Consider Christopher Hitchens, one of his principle targets. In chapter 6 (page 86) of God Is Not Great, Hitchens mentions present-day unknowns and controversies in biological science, which would be a good place for him to avow the "faith that science will tell us eventually" that Rosenbaum ascribes to him. Hitchens:
[A]ll these disputes, when or if they are resolved, will be resolved by using the scientific and experimental methods that have proven themselves so far. [emphasis mine]
Had Rosenbaum read beyond the cover of Hitchens' book -- which is, admittedly, boldly cantankerous, with its garish yellow jacket and provocative assertion about so famous and beloved a character -- he might have read the "or if" in that passage, two small words that indicate that Hitchens is expressly uncertain that science will answer every question it now finds unanswerable. As Hitchens is not even sure science will resolve all currently-open questions in relatively narrow precincts of evolutionary biology, the burden lies on Rosenbaum to prove that Hitchens is more certain -- more "faithful" in science -- with respect to deeper, broader questions of the "why is there something rather than nothing" ilk. Rosenbaum cannot be bothered to meet that burden any more than to show a strong hint that he has read or listened to Hitchens's views in this area.

Instead of building an argument by citing relevant particulars, Rosenbaum pits straw-men against heroes such as Thomas Huxley:
Huxley originally defined his agnosticism against the claims of religion, but it also applies to the claims of science in its know-it-all mode. I should point out that I accept all that science has proven with evidence and falsifiable hypotheses but don't believe there is evidence or falsifiable certitude that science can prove or disprove everything. Agnosticism doesn't contend there are no certainties; it simply resists unwarranted untested or untestable certainties.
Rosenbaum has thoroughly routed the straw-man, but what about the thinkers he has mentioned? As it was with Hitchens, he shows no sign of having read beyond book covers.
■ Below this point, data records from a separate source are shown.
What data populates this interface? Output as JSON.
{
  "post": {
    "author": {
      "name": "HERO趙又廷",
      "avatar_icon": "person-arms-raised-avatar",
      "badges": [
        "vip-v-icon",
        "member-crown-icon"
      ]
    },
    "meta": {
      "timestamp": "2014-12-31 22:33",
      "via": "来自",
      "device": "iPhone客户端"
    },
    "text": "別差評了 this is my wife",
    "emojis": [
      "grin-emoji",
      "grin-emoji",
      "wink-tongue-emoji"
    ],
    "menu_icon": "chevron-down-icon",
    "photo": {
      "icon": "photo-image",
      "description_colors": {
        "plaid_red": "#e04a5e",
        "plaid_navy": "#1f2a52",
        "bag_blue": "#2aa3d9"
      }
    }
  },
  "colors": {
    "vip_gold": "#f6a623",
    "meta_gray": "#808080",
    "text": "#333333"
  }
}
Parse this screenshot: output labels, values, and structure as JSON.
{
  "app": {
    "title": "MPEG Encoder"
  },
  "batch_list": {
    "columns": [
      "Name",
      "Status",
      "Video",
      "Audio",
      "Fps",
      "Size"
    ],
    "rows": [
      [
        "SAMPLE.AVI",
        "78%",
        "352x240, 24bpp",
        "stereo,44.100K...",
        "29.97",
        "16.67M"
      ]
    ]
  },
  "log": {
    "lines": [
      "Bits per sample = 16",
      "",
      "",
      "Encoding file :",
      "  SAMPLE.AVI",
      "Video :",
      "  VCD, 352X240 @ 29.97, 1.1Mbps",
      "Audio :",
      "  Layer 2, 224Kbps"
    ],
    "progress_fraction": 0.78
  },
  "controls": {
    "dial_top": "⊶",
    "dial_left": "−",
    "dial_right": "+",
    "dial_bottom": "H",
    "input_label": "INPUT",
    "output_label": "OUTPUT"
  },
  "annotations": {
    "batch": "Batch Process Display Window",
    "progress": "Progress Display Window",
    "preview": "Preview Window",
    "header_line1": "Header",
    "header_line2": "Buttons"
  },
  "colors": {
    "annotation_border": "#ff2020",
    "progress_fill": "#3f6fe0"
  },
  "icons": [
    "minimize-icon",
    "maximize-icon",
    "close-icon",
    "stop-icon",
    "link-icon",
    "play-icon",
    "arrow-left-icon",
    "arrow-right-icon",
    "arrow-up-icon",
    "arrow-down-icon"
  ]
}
Had he done so with respect to Dawkins's The God Delusion, he would have seen that Dawkins discusses and quotes from Huxley's view of agnosticism -- citing this URL,, in note 30 of chapter 2. Dawkins cites Huxley in the course of delineating two forms of agnosticism, one for questions for which no evidence can ever be gathered (e.g., is your red the same as my red), and another, more nuanced version that is better attuned to probabilities, and more useful to rigorous inquiry, namely
the legitimate fence-sitting where there really is a definite answer, one way or the other, but we so far lack the evidence to reach it (or don't understand the evidence, or haven't time to read the evidence, etc.) ... There is a truth out there and one day we hope to know it, though for the moment we don't.
Dawkins goes on to locate the question of god's existence in the second of these modes of agnosticism:
Either god exists or he doesn't. It is a scientific question; one day we may know the answer, and meanwhile we can say something pretty strong about the probabilities.
Thereafter Dawkins establishes a seven-mark scale for certainty on the question of god's existence, with seven being the view Rosenbaum imputes to atheists like Dawkins (that there is certainly no god). Dawkins, pridefully speaking for himself, puts his view at six on the scale.

Ron Rosenbaum has demonstrated how to combine the act of not reading with lazy assertions to produce a stew of intellectual dishonesty. He has demonstrated nothing of value about atheism, agnosticism, science, or contemporary thought.

1 comment:

larryniven said...

Oh - you can use my real name now, or if you prefer to do the first-name-only thing that's good, too. Ophelia convinced me to become nonymous.